What I was able to identify in revisiting the interview was the basis of my approach. This is an approach I still embody elements of today and have taken on as something I need to continue to address and refine.
More‐so in my teaching and conference presentations, I seek to present ideas to foster dialogue, to prompt questioning. I do not fully unpack ideas, rather seek to leave somethings a little open and create opportunities for others to interject, to question, to become involved in the discussion. In part this embodies an an assumption that the knowledge I have is (relatively easily) available to others. This is rooted in my lived experiences. I have a working‐poor background and this is identified by the Australian University sector as ‘first‐in‐family’, which simply means the first person in an entire genealogy to attend university. Rooted in this experiences is an assumption that if I can know something, others must be able to as well. What this can lose site of (and I this recently came out in discussions with a colleague who I am supervising through their dissertation) is the value and benefit of time. I have had the privilege of time. The time required to find, to read, to think, to be exposed, to reflect on a range of ideas. To put these together, to share them with others, to be critiqued, to critique, to learn, to engage. This is something not available to many, and disproportionally impacts to the working‐poor ( a little irony here?)
My approach to not fully unpack ideas came from this well‐intentioned assumption. However it is one that has implications and consequences. In seeking to reflect on this more broadly, I am also trying to inform my approach to activism and social change outside of engaging with those already on the trajectory towards a more fair and just world. I feel that I need to be less dismissive (even when people say really fucked up and racist shit, and when men ooze with patriarchal arrogance), to listen, and to be more strategic in my responses. We all have our narratives which in themselves are shaped by our contexts, our lived experiences. Whereas my working‐poor background was its own struggle, I have also been afforded significant — and in a number of ways unearned — privilege (I was the only male and second eldest of four children). I have had time, opportunities. My narrative, my subjectivities, have prompted and afforded some of the necessary spaces and questions needed for me to learn, to shape my trajectory and desire to see a more fair and just world.
All of our subjectivities are differently formed and informed. They need their own time to develop, to evolve. Perhaps I need to further reflect on (the impacts on me of) Mr Percival being afforded the rare space to illustrate their subjectivity?

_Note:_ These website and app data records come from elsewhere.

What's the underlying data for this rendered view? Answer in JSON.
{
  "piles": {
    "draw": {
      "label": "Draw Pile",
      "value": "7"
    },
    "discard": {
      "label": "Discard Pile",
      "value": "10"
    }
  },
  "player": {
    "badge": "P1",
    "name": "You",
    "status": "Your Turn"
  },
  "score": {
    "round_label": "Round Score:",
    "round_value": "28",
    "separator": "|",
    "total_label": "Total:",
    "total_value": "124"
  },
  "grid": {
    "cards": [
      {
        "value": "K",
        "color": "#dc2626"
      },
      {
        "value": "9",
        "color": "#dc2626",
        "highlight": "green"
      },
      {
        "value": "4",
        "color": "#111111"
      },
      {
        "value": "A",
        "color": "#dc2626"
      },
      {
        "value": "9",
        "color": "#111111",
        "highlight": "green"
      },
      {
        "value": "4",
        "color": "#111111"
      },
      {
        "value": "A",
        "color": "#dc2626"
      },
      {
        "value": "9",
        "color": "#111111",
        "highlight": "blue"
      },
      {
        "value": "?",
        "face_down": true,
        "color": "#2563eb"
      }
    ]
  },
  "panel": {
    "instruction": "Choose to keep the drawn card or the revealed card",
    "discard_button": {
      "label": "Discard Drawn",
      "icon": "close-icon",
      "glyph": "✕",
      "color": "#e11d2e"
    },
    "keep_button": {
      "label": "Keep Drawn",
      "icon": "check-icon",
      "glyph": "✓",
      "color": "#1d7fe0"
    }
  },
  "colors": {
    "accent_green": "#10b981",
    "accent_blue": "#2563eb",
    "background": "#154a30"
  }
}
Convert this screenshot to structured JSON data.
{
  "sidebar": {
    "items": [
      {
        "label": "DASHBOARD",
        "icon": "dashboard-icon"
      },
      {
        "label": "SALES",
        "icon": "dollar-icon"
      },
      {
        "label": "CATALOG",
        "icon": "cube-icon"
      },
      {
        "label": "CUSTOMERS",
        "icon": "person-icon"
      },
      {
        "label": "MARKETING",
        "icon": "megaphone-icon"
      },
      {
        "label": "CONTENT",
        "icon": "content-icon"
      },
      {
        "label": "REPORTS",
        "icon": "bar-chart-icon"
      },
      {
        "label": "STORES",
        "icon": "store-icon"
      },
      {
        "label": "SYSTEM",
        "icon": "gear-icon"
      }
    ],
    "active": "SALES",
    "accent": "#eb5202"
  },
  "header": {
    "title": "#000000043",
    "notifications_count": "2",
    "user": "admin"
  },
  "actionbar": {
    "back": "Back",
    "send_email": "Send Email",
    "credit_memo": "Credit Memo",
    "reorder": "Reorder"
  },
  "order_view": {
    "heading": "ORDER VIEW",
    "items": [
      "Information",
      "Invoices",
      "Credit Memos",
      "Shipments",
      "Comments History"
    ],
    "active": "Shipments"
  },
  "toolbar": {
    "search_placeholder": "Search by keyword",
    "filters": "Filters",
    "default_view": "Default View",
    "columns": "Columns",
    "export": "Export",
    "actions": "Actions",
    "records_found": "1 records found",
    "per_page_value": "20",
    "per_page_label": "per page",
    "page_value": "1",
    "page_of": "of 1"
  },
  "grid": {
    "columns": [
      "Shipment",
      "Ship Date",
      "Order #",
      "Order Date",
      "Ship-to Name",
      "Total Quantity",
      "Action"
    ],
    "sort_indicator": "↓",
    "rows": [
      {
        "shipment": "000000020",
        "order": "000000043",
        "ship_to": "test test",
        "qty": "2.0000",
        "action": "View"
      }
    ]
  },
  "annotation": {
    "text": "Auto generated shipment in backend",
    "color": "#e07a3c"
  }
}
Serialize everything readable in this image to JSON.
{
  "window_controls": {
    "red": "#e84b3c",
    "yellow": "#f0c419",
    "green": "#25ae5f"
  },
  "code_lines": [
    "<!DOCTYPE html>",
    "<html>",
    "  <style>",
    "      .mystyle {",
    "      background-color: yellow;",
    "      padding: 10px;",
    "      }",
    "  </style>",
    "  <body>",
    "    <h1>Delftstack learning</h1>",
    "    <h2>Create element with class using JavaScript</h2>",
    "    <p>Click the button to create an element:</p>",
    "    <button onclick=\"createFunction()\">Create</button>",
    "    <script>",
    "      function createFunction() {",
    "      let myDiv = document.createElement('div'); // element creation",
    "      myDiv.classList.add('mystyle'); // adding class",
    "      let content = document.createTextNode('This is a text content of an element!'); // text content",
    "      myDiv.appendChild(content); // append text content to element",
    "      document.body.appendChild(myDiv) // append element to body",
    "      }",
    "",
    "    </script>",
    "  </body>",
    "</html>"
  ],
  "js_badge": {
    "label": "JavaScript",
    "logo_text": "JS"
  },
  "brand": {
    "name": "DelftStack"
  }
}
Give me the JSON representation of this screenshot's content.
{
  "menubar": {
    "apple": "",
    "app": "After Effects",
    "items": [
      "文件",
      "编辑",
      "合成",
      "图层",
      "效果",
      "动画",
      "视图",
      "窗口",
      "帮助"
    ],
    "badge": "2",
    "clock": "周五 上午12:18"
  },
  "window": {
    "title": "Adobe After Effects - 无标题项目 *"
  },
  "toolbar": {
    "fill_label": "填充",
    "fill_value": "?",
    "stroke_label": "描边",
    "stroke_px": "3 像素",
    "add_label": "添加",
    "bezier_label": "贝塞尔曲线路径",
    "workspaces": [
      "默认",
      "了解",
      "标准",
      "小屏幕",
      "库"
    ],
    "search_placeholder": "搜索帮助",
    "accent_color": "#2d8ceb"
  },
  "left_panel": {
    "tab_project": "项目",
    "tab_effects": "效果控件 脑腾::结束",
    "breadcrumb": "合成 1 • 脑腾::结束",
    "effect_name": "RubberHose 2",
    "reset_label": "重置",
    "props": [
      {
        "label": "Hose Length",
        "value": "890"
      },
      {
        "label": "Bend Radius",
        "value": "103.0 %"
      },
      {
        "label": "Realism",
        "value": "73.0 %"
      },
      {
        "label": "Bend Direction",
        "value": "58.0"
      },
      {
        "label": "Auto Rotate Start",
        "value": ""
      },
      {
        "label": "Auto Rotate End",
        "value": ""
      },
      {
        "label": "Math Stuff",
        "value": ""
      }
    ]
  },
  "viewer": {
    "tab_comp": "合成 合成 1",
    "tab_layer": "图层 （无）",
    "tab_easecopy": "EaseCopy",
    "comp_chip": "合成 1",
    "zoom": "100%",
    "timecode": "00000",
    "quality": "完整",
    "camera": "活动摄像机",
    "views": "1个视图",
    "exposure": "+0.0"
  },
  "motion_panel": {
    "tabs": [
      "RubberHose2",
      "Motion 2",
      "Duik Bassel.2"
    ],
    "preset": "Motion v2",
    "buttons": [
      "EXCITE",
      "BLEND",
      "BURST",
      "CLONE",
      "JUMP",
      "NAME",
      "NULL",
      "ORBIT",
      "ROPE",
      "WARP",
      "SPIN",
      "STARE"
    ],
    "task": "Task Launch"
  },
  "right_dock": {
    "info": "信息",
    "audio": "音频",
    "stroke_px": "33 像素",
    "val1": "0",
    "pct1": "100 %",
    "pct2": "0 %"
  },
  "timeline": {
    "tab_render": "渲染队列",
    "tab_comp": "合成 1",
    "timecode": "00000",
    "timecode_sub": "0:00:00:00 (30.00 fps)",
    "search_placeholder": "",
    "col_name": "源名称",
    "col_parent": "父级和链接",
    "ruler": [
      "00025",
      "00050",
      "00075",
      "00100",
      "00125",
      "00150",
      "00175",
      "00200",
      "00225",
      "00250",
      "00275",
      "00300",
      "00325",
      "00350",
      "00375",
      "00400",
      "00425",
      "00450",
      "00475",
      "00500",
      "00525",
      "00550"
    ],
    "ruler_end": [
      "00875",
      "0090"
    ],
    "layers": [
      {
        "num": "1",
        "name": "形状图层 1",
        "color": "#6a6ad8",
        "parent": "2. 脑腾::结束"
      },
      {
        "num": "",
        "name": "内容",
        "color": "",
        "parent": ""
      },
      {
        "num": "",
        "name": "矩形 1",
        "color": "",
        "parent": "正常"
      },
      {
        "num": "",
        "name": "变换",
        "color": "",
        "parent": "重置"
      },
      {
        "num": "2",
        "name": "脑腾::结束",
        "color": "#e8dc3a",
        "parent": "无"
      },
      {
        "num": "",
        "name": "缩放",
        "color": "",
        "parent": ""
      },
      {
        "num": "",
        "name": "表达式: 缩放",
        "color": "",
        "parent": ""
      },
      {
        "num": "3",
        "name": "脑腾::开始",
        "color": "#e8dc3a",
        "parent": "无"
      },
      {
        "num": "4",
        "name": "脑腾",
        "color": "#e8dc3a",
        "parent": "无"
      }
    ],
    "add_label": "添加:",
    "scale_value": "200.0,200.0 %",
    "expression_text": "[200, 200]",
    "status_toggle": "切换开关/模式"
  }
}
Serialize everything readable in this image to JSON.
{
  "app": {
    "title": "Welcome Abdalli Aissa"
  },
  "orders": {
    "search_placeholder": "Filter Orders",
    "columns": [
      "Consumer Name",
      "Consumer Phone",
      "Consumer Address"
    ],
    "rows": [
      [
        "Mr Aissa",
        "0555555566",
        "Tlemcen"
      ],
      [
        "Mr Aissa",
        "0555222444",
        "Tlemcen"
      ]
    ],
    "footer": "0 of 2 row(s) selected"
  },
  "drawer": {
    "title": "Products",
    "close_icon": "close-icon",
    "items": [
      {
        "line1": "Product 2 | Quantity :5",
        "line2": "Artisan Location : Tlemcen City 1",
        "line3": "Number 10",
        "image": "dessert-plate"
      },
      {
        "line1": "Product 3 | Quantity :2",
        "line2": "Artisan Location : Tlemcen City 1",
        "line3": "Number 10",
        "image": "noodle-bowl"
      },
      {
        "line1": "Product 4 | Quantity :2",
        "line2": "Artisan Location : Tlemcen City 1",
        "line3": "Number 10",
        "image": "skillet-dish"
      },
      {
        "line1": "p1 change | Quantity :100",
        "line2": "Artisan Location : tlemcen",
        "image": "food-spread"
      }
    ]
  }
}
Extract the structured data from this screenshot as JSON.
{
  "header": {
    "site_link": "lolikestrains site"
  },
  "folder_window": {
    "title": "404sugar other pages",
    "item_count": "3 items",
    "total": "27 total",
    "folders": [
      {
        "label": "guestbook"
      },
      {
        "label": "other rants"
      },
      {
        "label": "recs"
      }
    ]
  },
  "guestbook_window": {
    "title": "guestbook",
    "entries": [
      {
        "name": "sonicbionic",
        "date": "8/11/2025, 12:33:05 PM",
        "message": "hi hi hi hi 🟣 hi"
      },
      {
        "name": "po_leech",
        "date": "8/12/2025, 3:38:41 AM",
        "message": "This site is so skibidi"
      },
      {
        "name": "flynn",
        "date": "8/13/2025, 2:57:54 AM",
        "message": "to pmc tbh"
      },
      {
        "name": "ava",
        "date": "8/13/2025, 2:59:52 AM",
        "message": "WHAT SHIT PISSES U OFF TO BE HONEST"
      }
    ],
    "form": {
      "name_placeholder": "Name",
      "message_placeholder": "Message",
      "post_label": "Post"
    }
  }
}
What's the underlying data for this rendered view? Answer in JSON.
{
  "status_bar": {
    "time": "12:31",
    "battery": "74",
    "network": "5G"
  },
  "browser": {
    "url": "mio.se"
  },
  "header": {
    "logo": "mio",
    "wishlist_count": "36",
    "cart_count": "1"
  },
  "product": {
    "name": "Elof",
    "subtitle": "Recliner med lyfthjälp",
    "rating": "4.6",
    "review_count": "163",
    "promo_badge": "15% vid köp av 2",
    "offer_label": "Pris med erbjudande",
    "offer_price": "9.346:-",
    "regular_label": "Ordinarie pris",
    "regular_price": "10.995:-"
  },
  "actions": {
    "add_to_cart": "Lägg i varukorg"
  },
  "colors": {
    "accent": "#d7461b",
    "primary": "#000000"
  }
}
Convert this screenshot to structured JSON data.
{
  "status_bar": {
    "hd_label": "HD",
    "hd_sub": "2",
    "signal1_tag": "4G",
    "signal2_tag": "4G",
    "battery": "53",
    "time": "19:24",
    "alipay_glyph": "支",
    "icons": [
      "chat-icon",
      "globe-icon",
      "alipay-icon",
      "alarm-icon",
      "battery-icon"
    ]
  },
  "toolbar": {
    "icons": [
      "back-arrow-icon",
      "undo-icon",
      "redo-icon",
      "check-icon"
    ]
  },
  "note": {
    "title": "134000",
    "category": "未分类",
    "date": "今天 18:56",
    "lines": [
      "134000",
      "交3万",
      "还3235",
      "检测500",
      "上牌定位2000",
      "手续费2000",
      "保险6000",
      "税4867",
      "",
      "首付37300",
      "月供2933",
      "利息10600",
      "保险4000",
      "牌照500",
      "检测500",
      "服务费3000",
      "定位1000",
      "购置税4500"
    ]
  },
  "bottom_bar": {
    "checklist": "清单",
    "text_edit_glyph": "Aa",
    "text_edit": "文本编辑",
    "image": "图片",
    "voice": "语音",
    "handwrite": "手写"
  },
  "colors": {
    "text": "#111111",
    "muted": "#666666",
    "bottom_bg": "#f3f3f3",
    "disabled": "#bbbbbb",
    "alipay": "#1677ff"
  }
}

As a side note, I am working my way though Dinesh Wadiwel’s (2015) The War against Animals. Alongside and extending on the central theme of Jason Hribal’s (2010) Fear of the Animal Planet: the Hidden History of Animal Resistance, Dinesh presents one way in which humans can challenge the war against animals as through exposing the resisting practices of other animals (pp. 167–8). Alongside acknowledging Mr Percaival’s subjectivity in Storm Boy, another clear example would be Gabriela Cowperthwait’s (2013) documentary Blackfish.